In 1973, in the East were working five contracting firms with annual capacity to build 700 km of paved road and at the same time, the military engineering company proceeded to the opening and repair of trails with tactical operational interest.[2]

Special military units[edit]

New all-black military units like the Flechas, the foreign units known as the Fiéis (former gendarmes from Zaire) and the Leais (refugees from Zambia), were armed, equipped and trained in order to combat the guerrillas and later were used to patrol the borders and perform routine security missions.[2]

Aftermath[edit]

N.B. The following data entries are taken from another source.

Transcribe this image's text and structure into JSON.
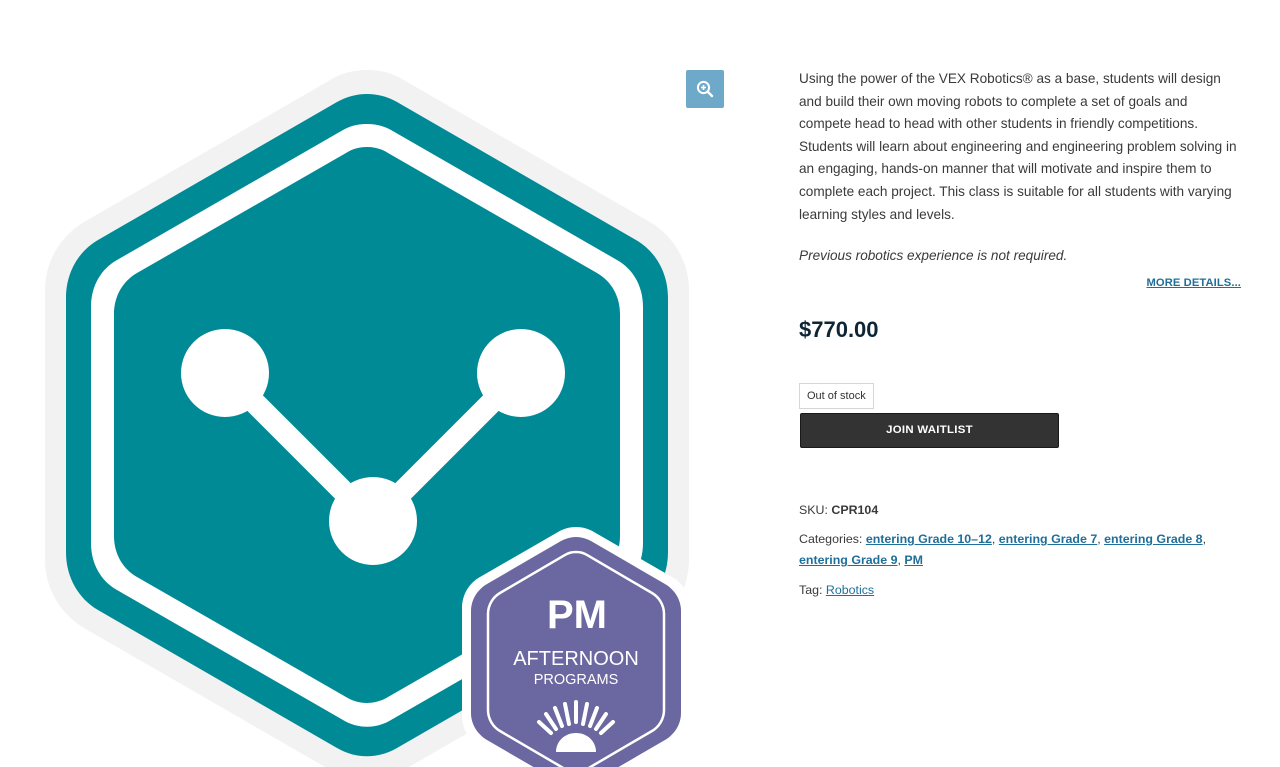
{
  "gallery": {
    "zoom_icon": "zoom-in-icon",
    "badge": {
      "top": "PM",
      "line1": "AFTERNOON",
      "line2": "PROGRAMS"
    },
    "colors": {
      "teal": "#008a95",
      "purple": "#6b67a0"
    }
  },
  "summary": {
    "description": "Using the power of the VEX Robotics® as a base, students will design and build their own moving robots to complete a set of goals and compete head to head with other students in friendly competitions. Students will learn about engineering and engineering problem solving in an engaging, hands-on manner that will motivate and inspire them to complete each project. This class is suitable for all students with varying learning styles and levels.",
    "note": "Previous robotics experience is not required.",
    "more_details": "MORE DETAILS...",
    "price": "$770.00",
    "stock_status": "Out of stock",
    "waitlist_label": "JOIN WAITLIST"
  },
  "meta": {
    "sku_label": "SKU:",
    "sku": "CPR104",
    "categories_label": "Categories:",
    "categories": [
      "entering Grade 10–12",
      "entering Grade 7",
      "entering Grade 8",
      "entering Grade 9",
      "PM"
    ],
    "tag_label": "Tag:",
    "tag": "Robotics"
  }
}
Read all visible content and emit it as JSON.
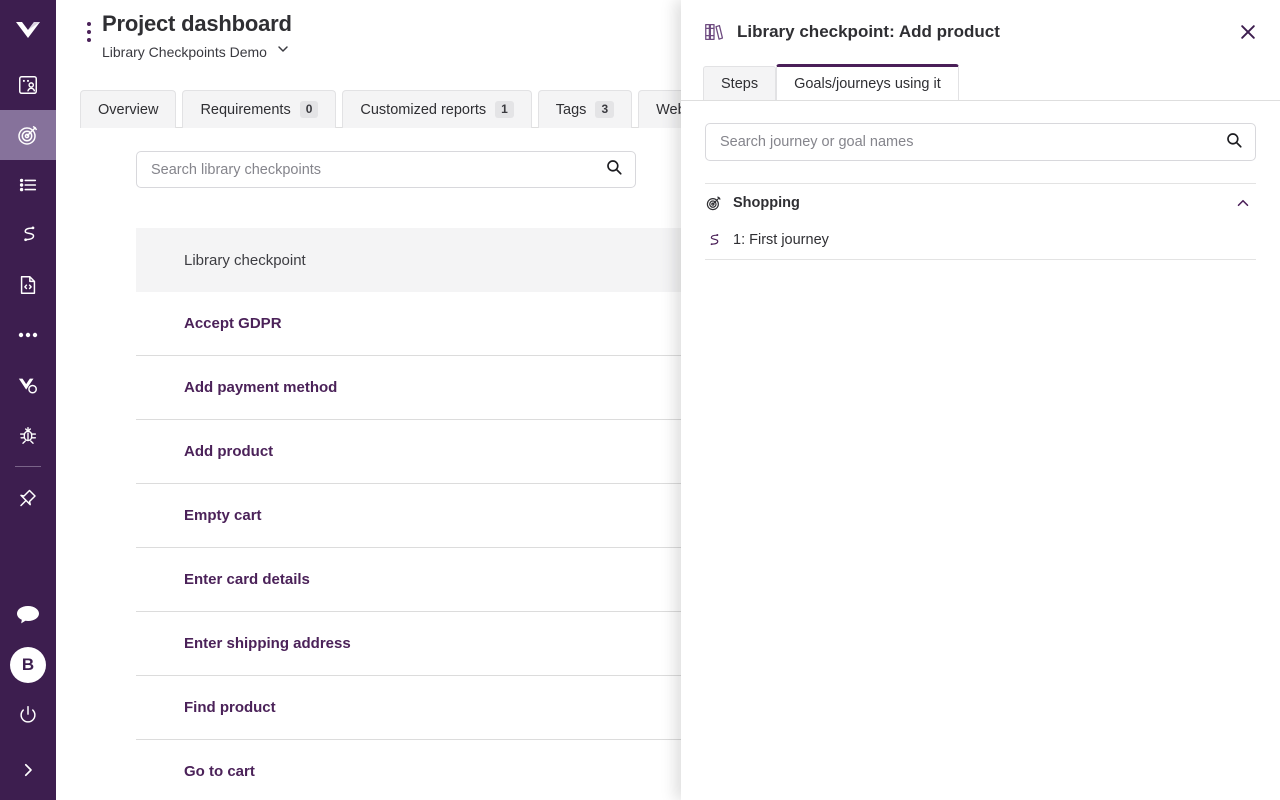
{
  "rail": {
    "items": [
      {
        "name": "logo",
        "icon": "vwo-logo-icon",
        "active": false
      },
      {
        "name": "persona",
        "icon": "persona-icon",
        "active": false
      },
      {
        "name": "goals",
        "icon": "target-icon",
        "active": true
      },
      {
        "name": "checkpoints",
        "icon": "list-icon",
        "active": false
      },
      {
        "name": "journeys",
        "icon": "journey-path-icon",
        "active": false
      },
      {
        "name": "code",
        "icon": "code-file-icon",
        "active": false
      },
      {
        "name": "more",
        "icon": "more-dots-icon",
        "active": false
      },
      {
        "name": "integrations",
        "icon": "v-gear-icon",
        "active": false
      },
      {
        "name": "bugs",
        "icon": "bug-icon",
        "active": false
      },
      {
        "name": "plugins",
        "icon": "pin-plug-icon",
        "active": false
      }
    ],
    "chat_icon": "chat-bubble-icon",
    "avatar_initial": "B",
    "power_icon": "power-icon",
    "expand_icon": "chevron-right-icon"
  },
  "header": {
    "kebab_icon": "kebab-menu-icon",
    "title": "Project dashboard",
    "subtitle": "Library Checkpoints Demo",
    "subtitle_caret": "chevron-down-icon"
  },
  "tabs": [
    {
      "label": "Overview",
      "badge": null
    },
    {
      "label": "Requirements",
      "badge": "0"
    },
    {
      "label": "Customized reports",
      "badge": "1"
    },
    {
      "label": "Tags",
      "badge": "3"
    },
    {
      "label": "Webhooks",
      "badge": null
    }
  ],
  "search": {
    "placeholder": "Search library checkpoints",
    "value": "",
    "icon": "search-icon"
  },
  "list": {
    "header_label": "Library checkpoint",
    "rows": [
      {
        "label": "Accept GDPR"
      },
      {
        "label": "Add payment method"
      },
      {
        "label": "Add product"
      },
      {
        "label": "Empty cart"
      },
      {
        "label": "Enter card details"
      },
      {
        "label": "Enter shipping address"
      },
      {
        "label": "Find product"
      },
      {
        "label": "Go to cart"
      }
    ]
  },
  "panel": {
    "icon": "books-library-icon",
    "title": "Library checkpoint: Add product",
    "close_icon": "close-icon",
    "tabs": [
      {
        "label": "Steps",
        "active": false
      },
      {
        "label": "Goals/journeys using it",
        "active": true
      }
    ],
    "search": {
      "placeholder": "Search journey or goal names",
      "value": "",
      "icon": "search-icon"
    },
    "groups": [
      {
        "icon": "target-icon",
        "name": "Shopping",
        "collapse_icon": "chevron-up-icon",
        "journeys": [
          {
            "icon": "journey-path-icon",
            "name": "1: First journey"
          }
        ]
      }
    ]
  },
  "colors": {
    "rail_bg": "#3d1e4f",
    "rail_active": "#86729b",
    "accent_purple": "#4b2259",
    "tab_active_border": "#4a1f58",
    "row_header_bg": "#f4f4f5",
    "row_border": "#dcdcdc"
  }
}
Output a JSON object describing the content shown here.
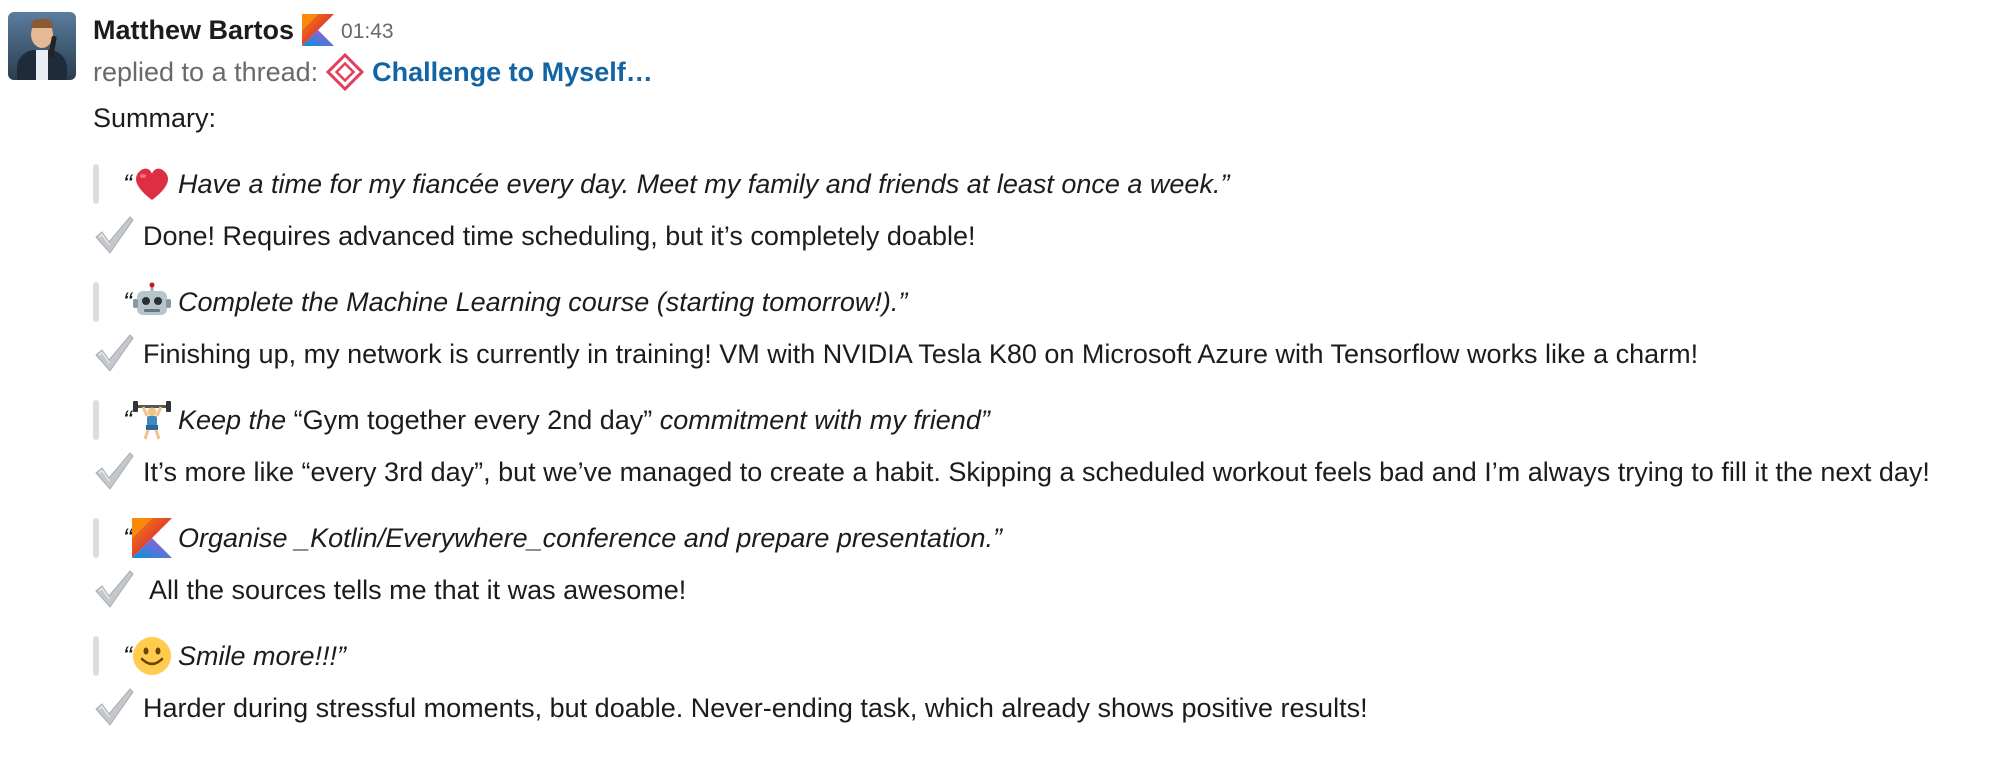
{
  "message": {
    "author": "Matthew Bartos",
    "time": "01:43",
    "thread_prefix": "replied to a thread:",
    "thread_title": "Challenge to Myself…",
    "summary_label": "Summary:",
    "items": [
      {
        "emoji": "heart",
        "quote_parts": [
          {
            "text": "Have a time for my fiancée every day. Meet my family and friends at least once a week.",
            "italic": true
          }
        ],
        "answer": "Done! Requires advanced time scheduling, but it’s completely doable!"
      },
      {
        "emoji": "robot",
        "quote_parts": [
          {
            "text": "Complete the Machine Learning course (starting tomorrow!).",
            "italic": true
          }
        ],
        "answer": "Finishing up, my network is currently in training! VM with NVIDIA Tesla K80 on Microsoft Azure with Tensorflow works like a charm!"
      },
      {
        "emoji": "weightlifter",
        "quote_parts": [
          {
            "text": "Keep the ",
            "italic": true
          },
          {
            "text": "“Gym together every 2nd day”",
            "italic": false
          },
          {
            "text": " commitment with my friend",
            "italic": true
          }
        ],
        "answer": "It’s more like “every 3rd day”, but we’ve managed to create a habit. Skipping a scheduled workout feels bad and I’m always trying to fill it the next day!"
      },
      {
        "emoji": "kotlin",
        "quote_parts": [
          {
            "text": "Organise _Kotlin/Everywhere_conference and prepare presentation.",
            "italic": true
          }
        ],
        "answer": " All the sources tells me that it was awesome!"
      },
      {
        "emoji": "smile",
        "quote_parts": [
          {
            "text": "Smile more!!!",
            "italic": true
          }
        ],
        "answer": "Harder during stressful moments, but doable. Never-ending task, which already shows positive results!"
      }
    ]
  },
  "colors": {
    "link": "#1264a3",
    "muted": "#696969",
    "quote_bar": "#dddddd",
    "text": "#1d1c1d"
  },
  "icons": {
    "check": "heavy-check-mark-icon",
    "badge": "kotlin-logo-icon",
    "thread": "diamond-logo-icon"
  }
}
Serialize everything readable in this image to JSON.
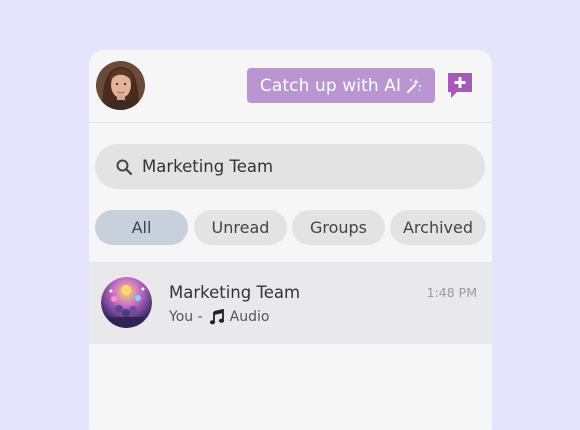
{
  "header": {
    "ai_button_label": "Catch up with AI",
    "ai_icon": "magic-wand-icon",
    "new_chat_icon": "new-chat-icon",
    "accent_color": "#b996d1"
  },
  "search": {
    "value": "Marketing Team",
    "icon": "search-icon"
  },
  "filters": [
    {
      "label": "All",
      "active": true
    },
    {
      "label": "Unread",
      "active": false
    },
    {
      "label": "Groups",
      "active": false
    },
    {
      "label": "Archived",
      "active": false
    }
  ],
  "chats": [
    {
      "name": "Marketing Team",
      "time": "1:48 PM",
      "sender": "You -",
      "message_icon": "music-note-icon",
      "message": "Audio"
    }
  ]
}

After the Portuguese withdrawal from Angola in 1974-75 due to the events of the Carnation Revolution military coup in Lisbon, the MPLA and UNITA splintered, and the Angolan Civil War began as the movements clashed militarily and ideologically. MPLA leader Agostinho Neto became the first president of newly independent Angola, officially the People's Republic of Angola. Backed by Soviet and Cuban money, weapons and troops, the MPLA defeated the National Liberation Front of Angola (FNLA) militarily and forced them largely into exile. UNITA also was nearly destroyed in November 1975, but it managed to survive and set up a second government in the provincial capital of Huambo. UNITA was hard-pressed but recovered with South African aid and then was strengthened considerably by U.S. support during the 1980s. The MPLA's military presence was strongest in Angolan cities, the coastal region and the strategic oil fields. But UNITA controlled much of the highlands interior, notably the Bié Plateau, and other strategic regions of the country. Over 500,000 Angolans died in the civil war. Millions of refugees were displaced from their lands.

References[edit]

  1. ^ António Pires Nunes, Angola, 1966-74: vitória militar no leste, ISBN 9728563787, 9789728563783, Publisher: Prefácio, 2002
  2. ^ a b c (Portuguese) António Pires Nunes, Angola Vitória Militar no Leste

See also[edit]